The silence of death and the tomb affects each of us in many different ways. It seems so final, yet so uncertain, and we are left feeling not only loss by a sense of hopelessness. And I need not be talking about the physical death of any one person, but death in the broader sense. Throughout life, aspects of our lives die off. We come to identify ourselves one way, or another, and for a season that identification endures; however, there comes a point when that identity, that aspect, that part of us dies off and we are with a tremendous sense of loss and of fear. Who are we? How do we respond to this particular loss? Do we, like the disciples, hide in the shadows afraid of what lies next? Or do we, like the religious and political leaders of Jesus’ day, place guard over the tomb to make sure nothing is out of our control?
Both of the above questions are pathways that we can take? Both seek to hang onto whatever control we have left. Paralysis and overreaction are on the opposite side of the same coin of control. However, there is a third option. We need not hide in the shadows or overreact in some outlandish way or through some sort of crazy power grab; rather, we have the option of letting go. We have the option of allowing the silence of the tomb to speak for itself. We have the option of letting go of control and allowing God to work resurrection in our lives. The reality is that no matter what we do, whether we hide in the shadows or stand guard over the tomb, that stone will be bursting forth with or without us. The question is not “if”, but “when.” When the Son of God sparks resurrection in your life, will be open to it or will you let it pass you by? The silence of the tomb gives you ample time to reflect on that very question. May that reflection be rich in the darkness and the silence of the tomb.
THOUGHT OF THE DAY
“No one wants to die. Even people who want to go to heaven don’t want to die to get there. And yet death is the destination we all share. No one has ever escaped it. And that is as it should be, because Death is very likely the single best invention of Life. It is Life’s change agent. It clears out the old to make way for the new.” – Steve Jobs

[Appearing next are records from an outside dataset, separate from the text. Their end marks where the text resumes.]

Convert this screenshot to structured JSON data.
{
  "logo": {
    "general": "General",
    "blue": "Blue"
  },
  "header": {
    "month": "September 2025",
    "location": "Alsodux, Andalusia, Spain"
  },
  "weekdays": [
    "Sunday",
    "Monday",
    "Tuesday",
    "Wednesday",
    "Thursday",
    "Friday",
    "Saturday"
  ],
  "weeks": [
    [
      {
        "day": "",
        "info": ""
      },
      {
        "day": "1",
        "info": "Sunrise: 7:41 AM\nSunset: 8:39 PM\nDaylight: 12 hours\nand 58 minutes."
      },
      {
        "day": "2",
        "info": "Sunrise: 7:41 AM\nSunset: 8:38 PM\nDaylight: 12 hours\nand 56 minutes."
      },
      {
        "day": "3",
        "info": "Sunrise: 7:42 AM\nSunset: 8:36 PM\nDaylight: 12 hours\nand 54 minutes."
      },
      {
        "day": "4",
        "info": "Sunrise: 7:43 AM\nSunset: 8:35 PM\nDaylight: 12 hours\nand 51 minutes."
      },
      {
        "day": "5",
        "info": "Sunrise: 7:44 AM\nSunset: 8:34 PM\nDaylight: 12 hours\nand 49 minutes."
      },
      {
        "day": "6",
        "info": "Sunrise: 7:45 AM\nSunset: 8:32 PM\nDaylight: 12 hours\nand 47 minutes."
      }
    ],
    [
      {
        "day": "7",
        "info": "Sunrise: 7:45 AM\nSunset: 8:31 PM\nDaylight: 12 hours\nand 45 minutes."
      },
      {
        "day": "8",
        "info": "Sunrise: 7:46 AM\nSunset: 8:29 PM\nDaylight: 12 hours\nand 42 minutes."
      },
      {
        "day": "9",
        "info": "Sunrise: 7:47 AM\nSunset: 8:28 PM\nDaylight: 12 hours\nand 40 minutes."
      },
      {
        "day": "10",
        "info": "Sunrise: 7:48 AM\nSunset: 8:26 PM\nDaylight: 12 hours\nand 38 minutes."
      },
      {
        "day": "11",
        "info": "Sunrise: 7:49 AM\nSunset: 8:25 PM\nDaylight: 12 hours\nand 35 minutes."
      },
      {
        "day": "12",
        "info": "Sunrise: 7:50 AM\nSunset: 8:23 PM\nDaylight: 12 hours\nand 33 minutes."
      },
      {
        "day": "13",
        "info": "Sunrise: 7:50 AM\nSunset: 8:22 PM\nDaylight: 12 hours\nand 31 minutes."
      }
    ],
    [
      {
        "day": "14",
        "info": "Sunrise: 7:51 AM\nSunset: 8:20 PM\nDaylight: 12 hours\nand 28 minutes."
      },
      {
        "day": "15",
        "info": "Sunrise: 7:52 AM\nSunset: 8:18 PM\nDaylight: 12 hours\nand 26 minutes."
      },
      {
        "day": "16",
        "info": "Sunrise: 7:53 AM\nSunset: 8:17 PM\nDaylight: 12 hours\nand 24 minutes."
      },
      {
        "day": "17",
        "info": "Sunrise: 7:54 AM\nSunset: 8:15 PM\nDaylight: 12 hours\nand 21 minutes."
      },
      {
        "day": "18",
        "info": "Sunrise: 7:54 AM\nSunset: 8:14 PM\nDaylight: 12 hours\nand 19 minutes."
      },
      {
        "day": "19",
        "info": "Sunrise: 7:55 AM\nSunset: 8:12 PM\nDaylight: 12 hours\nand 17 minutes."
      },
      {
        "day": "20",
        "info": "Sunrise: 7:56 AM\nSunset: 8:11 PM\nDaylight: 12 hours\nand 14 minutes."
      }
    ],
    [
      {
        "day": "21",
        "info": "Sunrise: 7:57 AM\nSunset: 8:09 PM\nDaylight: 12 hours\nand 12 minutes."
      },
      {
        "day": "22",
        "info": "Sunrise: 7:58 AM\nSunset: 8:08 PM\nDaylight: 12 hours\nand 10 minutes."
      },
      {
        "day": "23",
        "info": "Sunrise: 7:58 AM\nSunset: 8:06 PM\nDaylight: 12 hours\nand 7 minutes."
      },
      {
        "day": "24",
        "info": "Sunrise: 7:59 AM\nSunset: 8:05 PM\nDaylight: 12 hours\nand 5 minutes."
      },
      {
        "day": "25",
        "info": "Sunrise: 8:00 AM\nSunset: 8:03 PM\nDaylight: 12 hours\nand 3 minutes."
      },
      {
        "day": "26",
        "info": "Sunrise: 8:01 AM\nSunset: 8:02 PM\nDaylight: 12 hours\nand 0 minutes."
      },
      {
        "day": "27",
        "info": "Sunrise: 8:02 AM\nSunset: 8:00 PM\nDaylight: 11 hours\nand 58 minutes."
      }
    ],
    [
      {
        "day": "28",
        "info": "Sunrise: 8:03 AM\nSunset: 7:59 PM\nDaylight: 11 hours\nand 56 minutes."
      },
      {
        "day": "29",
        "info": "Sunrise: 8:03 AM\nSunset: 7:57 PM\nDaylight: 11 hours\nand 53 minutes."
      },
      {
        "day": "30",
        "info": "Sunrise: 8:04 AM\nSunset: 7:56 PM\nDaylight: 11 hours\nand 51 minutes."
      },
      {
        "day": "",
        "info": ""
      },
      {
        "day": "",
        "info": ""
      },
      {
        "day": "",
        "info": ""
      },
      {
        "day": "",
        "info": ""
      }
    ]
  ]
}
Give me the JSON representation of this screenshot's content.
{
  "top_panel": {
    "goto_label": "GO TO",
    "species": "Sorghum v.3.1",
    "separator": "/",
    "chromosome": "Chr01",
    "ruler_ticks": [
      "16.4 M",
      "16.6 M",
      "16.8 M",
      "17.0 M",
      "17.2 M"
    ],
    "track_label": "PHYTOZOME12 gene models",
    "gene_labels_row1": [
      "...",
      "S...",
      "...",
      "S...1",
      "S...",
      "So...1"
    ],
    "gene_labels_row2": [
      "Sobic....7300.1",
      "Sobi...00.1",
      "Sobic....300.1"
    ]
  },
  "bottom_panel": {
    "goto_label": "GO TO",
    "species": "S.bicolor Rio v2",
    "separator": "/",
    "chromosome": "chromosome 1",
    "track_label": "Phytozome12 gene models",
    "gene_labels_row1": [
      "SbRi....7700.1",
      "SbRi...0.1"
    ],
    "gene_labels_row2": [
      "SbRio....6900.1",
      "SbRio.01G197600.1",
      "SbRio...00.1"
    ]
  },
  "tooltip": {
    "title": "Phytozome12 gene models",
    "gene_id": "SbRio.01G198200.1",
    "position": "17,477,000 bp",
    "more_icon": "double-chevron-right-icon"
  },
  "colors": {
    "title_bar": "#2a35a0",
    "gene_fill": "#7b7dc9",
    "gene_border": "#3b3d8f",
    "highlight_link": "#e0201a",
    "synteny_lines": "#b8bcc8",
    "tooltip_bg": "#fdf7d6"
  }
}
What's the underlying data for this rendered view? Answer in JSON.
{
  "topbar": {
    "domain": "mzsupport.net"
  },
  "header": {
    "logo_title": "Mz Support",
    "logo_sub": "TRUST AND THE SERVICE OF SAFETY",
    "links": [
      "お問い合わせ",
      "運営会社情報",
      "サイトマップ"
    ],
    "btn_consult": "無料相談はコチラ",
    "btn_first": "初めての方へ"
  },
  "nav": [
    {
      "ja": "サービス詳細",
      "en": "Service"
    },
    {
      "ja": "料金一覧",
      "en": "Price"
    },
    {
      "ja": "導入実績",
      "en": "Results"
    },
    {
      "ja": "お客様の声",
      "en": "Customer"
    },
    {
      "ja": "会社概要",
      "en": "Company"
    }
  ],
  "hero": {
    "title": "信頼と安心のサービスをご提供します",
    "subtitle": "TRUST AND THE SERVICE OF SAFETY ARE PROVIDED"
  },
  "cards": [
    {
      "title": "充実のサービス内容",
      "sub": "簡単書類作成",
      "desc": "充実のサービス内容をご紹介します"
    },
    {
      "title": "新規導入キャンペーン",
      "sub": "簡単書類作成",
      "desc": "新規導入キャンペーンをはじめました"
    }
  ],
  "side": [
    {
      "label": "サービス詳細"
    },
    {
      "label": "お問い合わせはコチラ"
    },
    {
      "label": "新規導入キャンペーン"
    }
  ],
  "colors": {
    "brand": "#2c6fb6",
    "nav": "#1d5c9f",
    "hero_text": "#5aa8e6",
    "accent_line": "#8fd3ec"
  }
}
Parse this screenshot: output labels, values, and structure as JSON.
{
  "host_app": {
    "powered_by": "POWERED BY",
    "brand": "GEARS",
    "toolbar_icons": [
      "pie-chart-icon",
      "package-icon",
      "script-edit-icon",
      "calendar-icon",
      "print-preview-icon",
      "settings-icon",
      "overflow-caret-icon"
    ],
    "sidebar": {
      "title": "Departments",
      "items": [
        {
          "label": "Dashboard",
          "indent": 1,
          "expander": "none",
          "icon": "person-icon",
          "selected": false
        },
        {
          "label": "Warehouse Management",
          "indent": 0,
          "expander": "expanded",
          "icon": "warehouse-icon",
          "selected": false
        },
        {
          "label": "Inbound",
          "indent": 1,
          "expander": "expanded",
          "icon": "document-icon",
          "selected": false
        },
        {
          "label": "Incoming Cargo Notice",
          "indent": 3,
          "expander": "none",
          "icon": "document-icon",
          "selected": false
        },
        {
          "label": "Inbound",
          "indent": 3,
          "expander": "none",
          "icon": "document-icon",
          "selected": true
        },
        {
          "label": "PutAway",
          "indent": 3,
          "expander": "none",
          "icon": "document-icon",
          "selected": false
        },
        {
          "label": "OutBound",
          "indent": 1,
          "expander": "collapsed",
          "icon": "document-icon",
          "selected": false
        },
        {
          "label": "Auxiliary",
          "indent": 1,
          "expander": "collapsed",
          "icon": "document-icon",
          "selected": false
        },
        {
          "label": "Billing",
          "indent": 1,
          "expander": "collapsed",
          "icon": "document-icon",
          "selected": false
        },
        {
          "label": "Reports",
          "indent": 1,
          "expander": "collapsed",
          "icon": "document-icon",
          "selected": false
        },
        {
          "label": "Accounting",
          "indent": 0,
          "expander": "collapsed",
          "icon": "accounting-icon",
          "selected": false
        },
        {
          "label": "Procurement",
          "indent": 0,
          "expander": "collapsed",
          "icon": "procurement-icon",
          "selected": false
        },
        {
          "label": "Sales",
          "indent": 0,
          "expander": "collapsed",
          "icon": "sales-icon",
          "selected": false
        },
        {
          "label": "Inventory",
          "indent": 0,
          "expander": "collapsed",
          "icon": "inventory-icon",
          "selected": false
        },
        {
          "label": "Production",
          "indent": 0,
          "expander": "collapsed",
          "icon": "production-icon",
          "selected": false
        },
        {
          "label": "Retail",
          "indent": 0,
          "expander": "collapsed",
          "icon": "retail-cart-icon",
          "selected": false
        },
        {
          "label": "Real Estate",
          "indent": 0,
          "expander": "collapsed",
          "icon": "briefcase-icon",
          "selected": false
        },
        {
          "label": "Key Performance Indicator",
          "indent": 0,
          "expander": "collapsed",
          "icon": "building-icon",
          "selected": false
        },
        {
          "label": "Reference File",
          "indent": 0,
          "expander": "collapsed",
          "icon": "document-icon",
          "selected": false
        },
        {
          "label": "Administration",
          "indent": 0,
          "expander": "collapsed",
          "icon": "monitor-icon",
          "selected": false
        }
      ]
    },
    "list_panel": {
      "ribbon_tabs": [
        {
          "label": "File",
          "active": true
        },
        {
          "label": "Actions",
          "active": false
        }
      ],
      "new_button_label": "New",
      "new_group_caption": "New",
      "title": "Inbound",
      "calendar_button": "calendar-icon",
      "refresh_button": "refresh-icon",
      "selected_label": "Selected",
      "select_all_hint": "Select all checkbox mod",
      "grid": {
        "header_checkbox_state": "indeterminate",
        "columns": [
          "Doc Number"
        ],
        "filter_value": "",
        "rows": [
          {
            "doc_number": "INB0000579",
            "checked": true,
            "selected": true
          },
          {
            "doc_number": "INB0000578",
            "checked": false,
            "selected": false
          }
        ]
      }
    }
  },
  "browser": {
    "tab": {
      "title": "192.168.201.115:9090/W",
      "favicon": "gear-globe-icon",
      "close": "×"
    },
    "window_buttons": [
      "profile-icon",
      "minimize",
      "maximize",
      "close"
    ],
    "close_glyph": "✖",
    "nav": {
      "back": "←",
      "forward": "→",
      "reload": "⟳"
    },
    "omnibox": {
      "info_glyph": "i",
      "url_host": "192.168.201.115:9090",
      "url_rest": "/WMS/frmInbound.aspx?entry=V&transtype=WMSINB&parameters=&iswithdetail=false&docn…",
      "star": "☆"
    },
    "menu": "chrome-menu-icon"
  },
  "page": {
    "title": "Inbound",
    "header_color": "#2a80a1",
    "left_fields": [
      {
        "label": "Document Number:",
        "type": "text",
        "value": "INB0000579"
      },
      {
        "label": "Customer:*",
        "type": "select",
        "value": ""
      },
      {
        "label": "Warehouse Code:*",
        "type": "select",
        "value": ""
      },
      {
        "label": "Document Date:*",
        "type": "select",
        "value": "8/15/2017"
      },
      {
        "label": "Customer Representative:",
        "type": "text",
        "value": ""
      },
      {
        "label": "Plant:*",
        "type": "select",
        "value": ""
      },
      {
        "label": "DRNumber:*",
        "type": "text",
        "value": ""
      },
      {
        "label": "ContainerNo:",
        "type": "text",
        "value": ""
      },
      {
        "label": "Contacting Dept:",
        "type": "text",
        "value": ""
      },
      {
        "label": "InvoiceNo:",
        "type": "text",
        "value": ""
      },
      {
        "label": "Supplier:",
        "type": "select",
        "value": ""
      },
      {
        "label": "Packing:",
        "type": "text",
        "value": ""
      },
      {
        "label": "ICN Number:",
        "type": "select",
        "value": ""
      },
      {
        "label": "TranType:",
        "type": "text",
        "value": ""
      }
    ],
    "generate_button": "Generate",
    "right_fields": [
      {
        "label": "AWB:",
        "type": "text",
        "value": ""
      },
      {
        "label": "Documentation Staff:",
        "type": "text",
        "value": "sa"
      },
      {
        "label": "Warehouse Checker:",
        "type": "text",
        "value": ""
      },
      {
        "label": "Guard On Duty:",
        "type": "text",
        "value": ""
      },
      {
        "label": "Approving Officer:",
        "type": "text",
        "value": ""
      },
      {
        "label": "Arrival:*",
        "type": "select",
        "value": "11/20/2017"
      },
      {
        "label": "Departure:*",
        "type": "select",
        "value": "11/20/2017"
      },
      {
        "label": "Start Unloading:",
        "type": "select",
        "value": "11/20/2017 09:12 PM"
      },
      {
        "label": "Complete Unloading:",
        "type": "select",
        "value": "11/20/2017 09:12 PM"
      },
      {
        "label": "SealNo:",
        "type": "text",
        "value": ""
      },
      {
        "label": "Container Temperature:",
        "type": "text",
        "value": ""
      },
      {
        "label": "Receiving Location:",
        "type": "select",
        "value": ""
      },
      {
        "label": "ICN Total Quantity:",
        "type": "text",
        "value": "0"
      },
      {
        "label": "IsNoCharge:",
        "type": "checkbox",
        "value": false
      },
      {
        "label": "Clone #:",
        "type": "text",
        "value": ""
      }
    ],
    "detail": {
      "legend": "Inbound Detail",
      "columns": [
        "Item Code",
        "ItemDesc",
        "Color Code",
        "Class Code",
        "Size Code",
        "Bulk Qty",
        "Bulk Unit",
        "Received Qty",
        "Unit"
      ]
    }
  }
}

Lord, prepare me for the death in life, and for the death of life, for I know that all ends are the beginnings of something new. Amen.